General Manager, Exec. VP
We are disappointed that Missouri sports
franchises would risk alienating so many of their
law-abiding fans who have a legitimate right to choose to
protect themselves and their loved ones from violent
All of these sports franchises play away
games in right-to-carry states. No firearms-related
incidents have occurred in sports stadiums in connection
with law-abiding permit holders in these states and many
of these stadiums have no prohibitions against legal
permit holders carrying their firearms.
Under Proposition B, any business,
including sports stadiums, could post a sign banning
firearms from their premises. Such a ban is legally
enforceable under Proposition B and violators are subject
to penalties that could include revoking their permit.
This posting law already works for the Tennessee Oilers,
the Arizona Diamondbacks, the Arizona Cardinals, and the
In addition, the Pennsylvania teams play
under a right to carry law that does not require any
training while Missouri's proposal requires completion of
a state certified training course. Even under that
less-stringent law, no incidents with legal permit
holders have occurred at a Pennsylvania sports venue.
Pennsylvania's law has been in effect for ten years and
about 637,000 permits have been issued.
The Washington State teams play in a state
that has had a concealed-carry law wince 1961. In those
38 years, they have not had a single incident with a
firearm that involved a legal permit holder.
People who apply and are approved for a
permit under Proposition B are law-abiding adult citizens

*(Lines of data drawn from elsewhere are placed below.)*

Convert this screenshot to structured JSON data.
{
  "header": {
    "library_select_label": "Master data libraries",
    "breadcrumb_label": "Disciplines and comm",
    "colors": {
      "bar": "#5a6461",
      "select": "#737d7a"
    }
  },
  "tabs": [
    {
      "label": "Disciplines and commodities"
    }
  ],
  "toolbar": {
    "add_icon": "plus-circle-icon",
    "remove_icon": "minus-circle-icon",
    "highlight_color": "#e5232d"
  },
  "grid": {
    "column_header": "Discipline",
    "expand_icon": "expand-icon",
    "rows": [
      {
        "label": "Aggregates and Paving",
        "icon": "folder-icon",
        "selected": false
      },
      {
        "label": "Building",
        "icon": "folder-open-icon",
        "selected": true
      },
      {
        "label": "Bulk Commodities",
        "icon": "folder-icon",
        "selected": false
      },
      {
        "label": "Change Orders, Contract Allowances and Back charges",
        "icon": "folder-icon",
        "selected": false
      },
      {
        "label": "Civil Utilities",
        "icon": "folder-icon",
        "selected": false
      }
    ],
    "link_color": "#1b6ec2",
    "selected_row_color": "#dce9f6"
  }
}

who have passed an extensive criminal background check as
well as a firearms safety course. They have followed the
law up until now and they will continue to do so.
The security risk is from criminals

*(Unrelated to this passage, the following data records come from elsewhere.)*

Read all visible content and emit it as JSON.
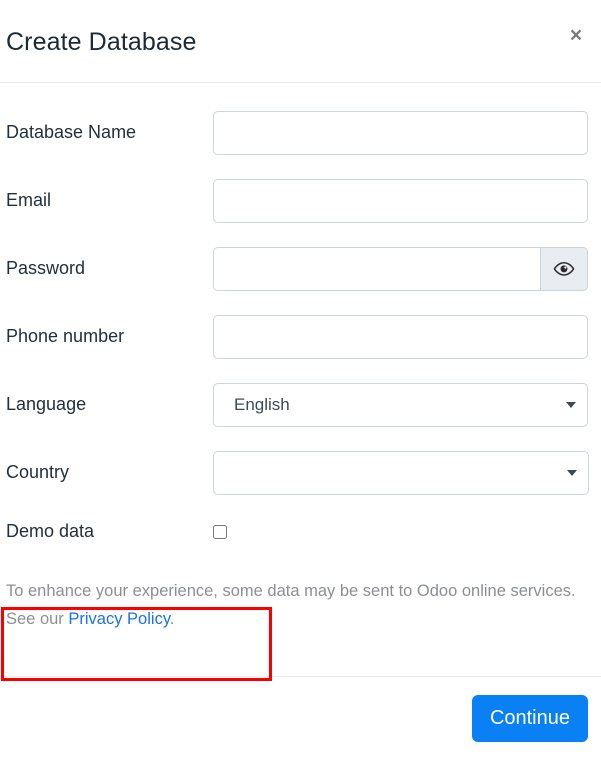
{
  "dialog": {
    "title": "Create Database",
    "close_label": "×",
    "close_icon": "close-icon"
  },
  "form": {
    "fields": [
      {
        "label": "Database Name",
        "value": "",
        "placeholder": "",
        "type": "text",
        "name": "database-name"
      },
      {
        "label": "Email",
        "value": "",
        "placeholder": "",
        "type": "text",
        "name": "email"
      },
      {
        "label": "Password",
        "value": "",
        "placeholder": "",
        "type": "password",
        "name": "password"
      },
      {
        "label": "Phone number",
        "value": "",
        "placeholder": "",
        "type": "text",
        "name": "phone-number"
      },
      {
        "label": "Language",
        "value": "English",
        "type": "select",
        "name": "language"
      },
      {
        "label": "Country",
        "value": "",
        "type": "select",
        "name": "country"
      },
      {
        "label": "Demo data",
        "value": "",
        "type": "checkbox",
        "name": "demo-data",
        "checked": false
      }
    ],
    "reveal_password_icon": "eye-icon",
    "select_arrow_icon": "chevron-down-icon"
  },
  "privacy": {
    "text_before_link": "To enhance your experience, some data may be sent to Odoo online services. See our ",
    "link_text": "Privacy Policy",
    "text_after_link": "."
  },
  "footer": {
    "continue_label": "Continue"
  },
  "annotation": {
    "color": "#fc0000",
    "target": "demo-data"
  },
  "colors": {
    "accent_blue": "#0a80f5",
    "link_blue": "#1a73e8",
    "annotation_red": "#fc0000",
    "label_text": "#22303c",
    "muted_text": "#8b8f93",
    "input_border": "#ccd4dc"
  }
}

carrying illegal firearms. Criminals are the source of
crime, not law-abiding citizens who are exercising their
right to self-protection. It is the criminals that make
passage of Proposition B so important for law-abiding
None of Missouri's sports teams take
special security measures like metal detectors to guard
against the threat of criminals carrying illegal guns
into their facilities. It is unfortunate that they are
more afraid of their loyal, law-abiding fans than they
are of violent criminals.
While the sports franchises oppose giving
their law-abiding fans the right to self-protection,
wealthy owners and players who have safety concerns can
hire private armed security to protect them from violent
crime. That is not a luxury the average Missouri sports
fan can afford.